So I did some reading, and some finding of websites, and (of course) there's a lot out there, some of which will be very helpful to us once we get to the under-sink area of the kitchen with tons more toxic waste.
(The first, of course, it to read the damn bottle to see if it has any suggestions for safe disposal. Are you reading this, honey?)
Planet Green is probably the best place to start--they have tons of good links. That's where I found out about Earth911.com, which enables one to find a local hazmat disposal place to take the icky stuff. That's how I found the Chicago area location and guidelines.
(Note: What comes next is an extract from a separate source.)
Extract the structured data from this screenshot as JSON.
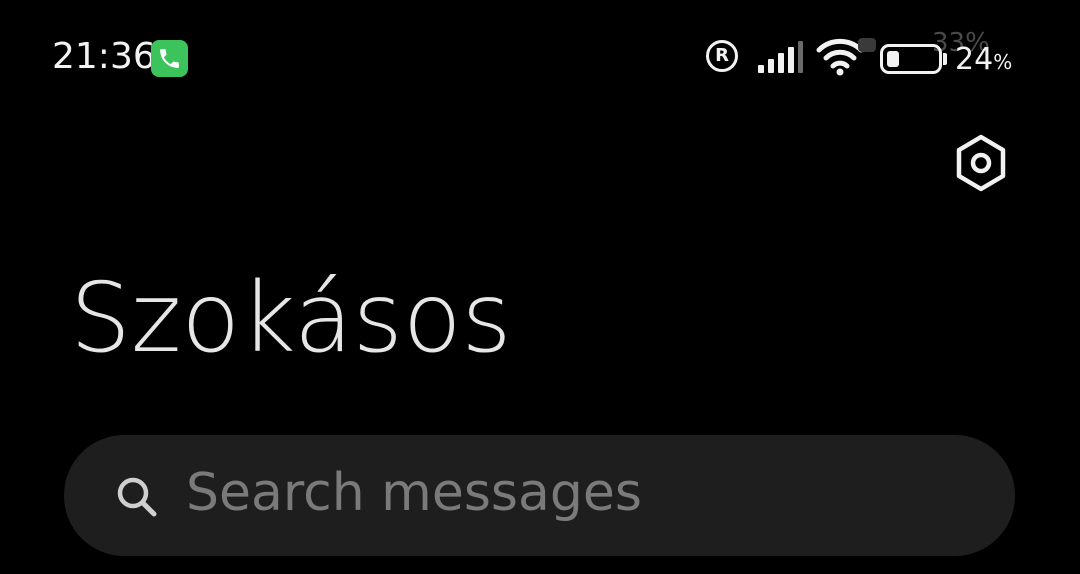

There's a pretty good list put out by New Mexico State U with specific guidelines for different Toxic Nasty Ickies. And of course the EPA has a fairly straightforward site I've bookmarked for future use, or at least until Michele Bachman is elected President and makes it go away permanently. If that happens, we'll have plenty more to worry about beyond what to do with the solvents under the sink.
Knowing off the top of one's head that Poison Control is 1-800-222-1222 is also not a bad idea. They seem to be staffed by some fairly intelligent individuals. I've had reason to call them a significant number of times since the first time I caught my now-first-grader biting the top off a glass nail polish bottle and sitting there with glittery lacquer all over her lips. (God, just typing that makes my blood run cold again. Still have no idea how she got to it in the 30 seconds my eyes were off her.)
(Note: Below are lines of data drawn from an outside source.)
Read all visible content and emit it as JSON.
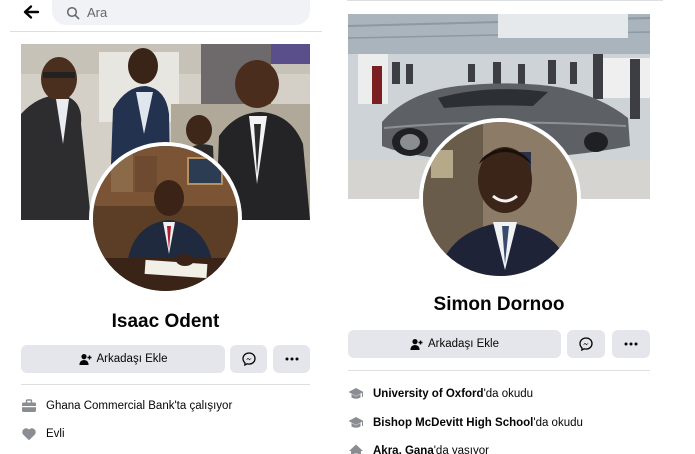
{
  "search": {
    "placeholder": "Ara"
  },
  "profiles": [
    {
      "name": "Isaac Odent",
      "add_friend_label": "Arkadaşı Ekle",
      "info": [
        {
          "icon": "briefcase-icon",
          "bold": "",
          "text": "Ghana Commercial Bank'ta çalışıyor"
        },
        {
          "icon": "heart-icon",
          "bold": "",
          "text": "Evli"
        }
      ]
    },
    {
      "name": "Simon Dornoo",
      "add_friend_label": "Arkadaşı Ekle",
      "info": [
        {
          "icon": "graduation-cap-icon",
          "bold": "University of Oxford",
          "text": "'da okudu"
        },
        {
          "icon": "graduation-cap-icon",
          "bold": "Bishop McDevitt High School",
          "text": "'da okudu"
        },
        {
          "icon": "home-icon",
          "bold": "Akra, Gana",
          "text": "'da yaşıyor"
        }
      ]
    }
  ],
  "colors": {
    "button_bg": "#e4e6eb",
    "search_bg": "#f0f2f5",
    "icon_gray": "#65676b",
    "text": "#050505"
  }
}
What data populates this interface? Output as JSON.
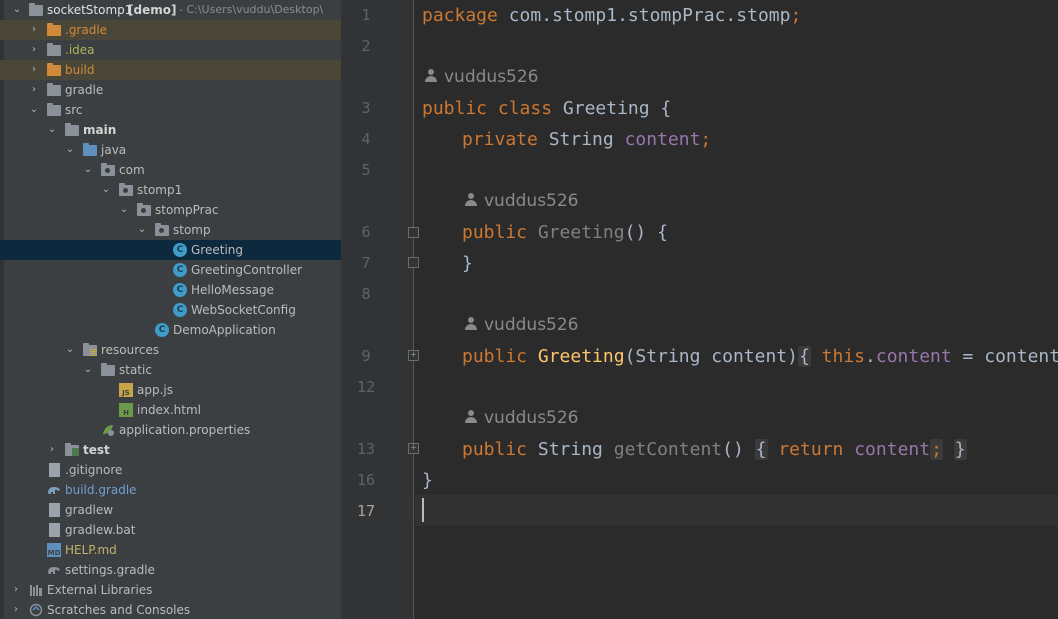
{
  "project": {
    "name": "socketStomp1",
    "module": "[demo]",
    "path": "- C:\\Users\\vuddu\\Desktop\\"
  },
  "tree": {
    "gradle_hidden": ".gradle",
    "idea": ".idea",
    "build": "build",
    "gradle": "gradle",
    "src": "src",
    "main": "main",
    "java": "java",
    "com": "com",
    "stomp1": "stomp1",
    "stompPrac": "stompPrac",
    "stomp": "stomp",
    "greeting": "Greeting",
    "greeting_controller": "GreetingController",
    "hello_message": "HelloMessage",
    "websocket_config": "WebSocketConfig",
    "demo_application": "DemoApplication",
    "resources": "resources",
    "static": "static",
    "app_js": "app.js",
    "index_html": "index.html",
    "application_properties": "application.properties",
    "test": "test",
    "gitignore": ".gitignore",
    "build_gradle": "build.gradle",
    "gradlew": "gradlew",
    "gradlew_bat": "gradlew.bat",
    "help_md": "HELP.md",
    "settings_gradle": "settings.gradle",
    "external_libraries": "External Libraries",
    "scratches": "Scratches and Consoles"
  },
  "icons": {
    "c_letter": "C",
    "js_letter": "JS",
    "html_letter": "H",
    "md_letter": "MD"
  },
  "editor": {
    "line_numbers": [
      "1",
      "2",
      "3",
      "4",
      "5",
      "6",
      "7",
      "8",
      "9",
      "12",
      "13",
      "16",
      "17"
    ],
    "author": "vuddus526",
    "tokens": {
      "package_kw": "package",
      "package_name": " com.stomp1.stompPrac.stomp",
      "semicolon": ";",
      "public": "public",
      "class": "class",
      "class_name": " Greeting {",
      "private": "private",
      "string": " String ",
      "content": "content",
      "ctor_name": "Greeting",
      "ctor_rest": "() {",
      "close_brace": "}",
      "greeting_mth": "Greeting",
      "ctor2_params": "(String content)",
      "open_brace": "{",
      "this": "this",
      "dot": ".",
      "assign": " = content",
      "string_type": "String",
      "get_content": "getContent",
      "parens": "()",
      "return": "return"
    }
  },
  "colors": {
    "keyword": "#cc7832",
    "field": "#9876aa",
    "method": "#ffc66d",
    "unused": "#808080",
    "text": "#a9b7c6",
    "selected_row": "#0d293e"
  }
}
So now we're heading back out for the day. Another few hours stirring up 30 years of dust and generating garbage, breathing the heaviness of air that hasn't been free to circulate with the outdoors in about that same amount of time, pulling aside vinyl curtains to let some actual sunlight in...because one way or the other, it has to get done.
And tonight, back home, where the tub is cleaned with baking soda and castile soap and the counters with lemon-infused vinegar, we have grass-fed beef hot dogs and free range chicken in the fridge, home grown tomatoes on the counter, local corn and watermelon, and organic whole wheat buns waiting to be dressed with the relish I canned and some lettuce picked from my late-harvest garden. We'll eat, we'll breathe, we'll cleanse. We'll enjoy the holiday and one another's company, assuming my husband and I are speaking at the end of the day this time.
I'll be looking forward to it.
Happy Labor Day, all!
--Jenn the Greenmom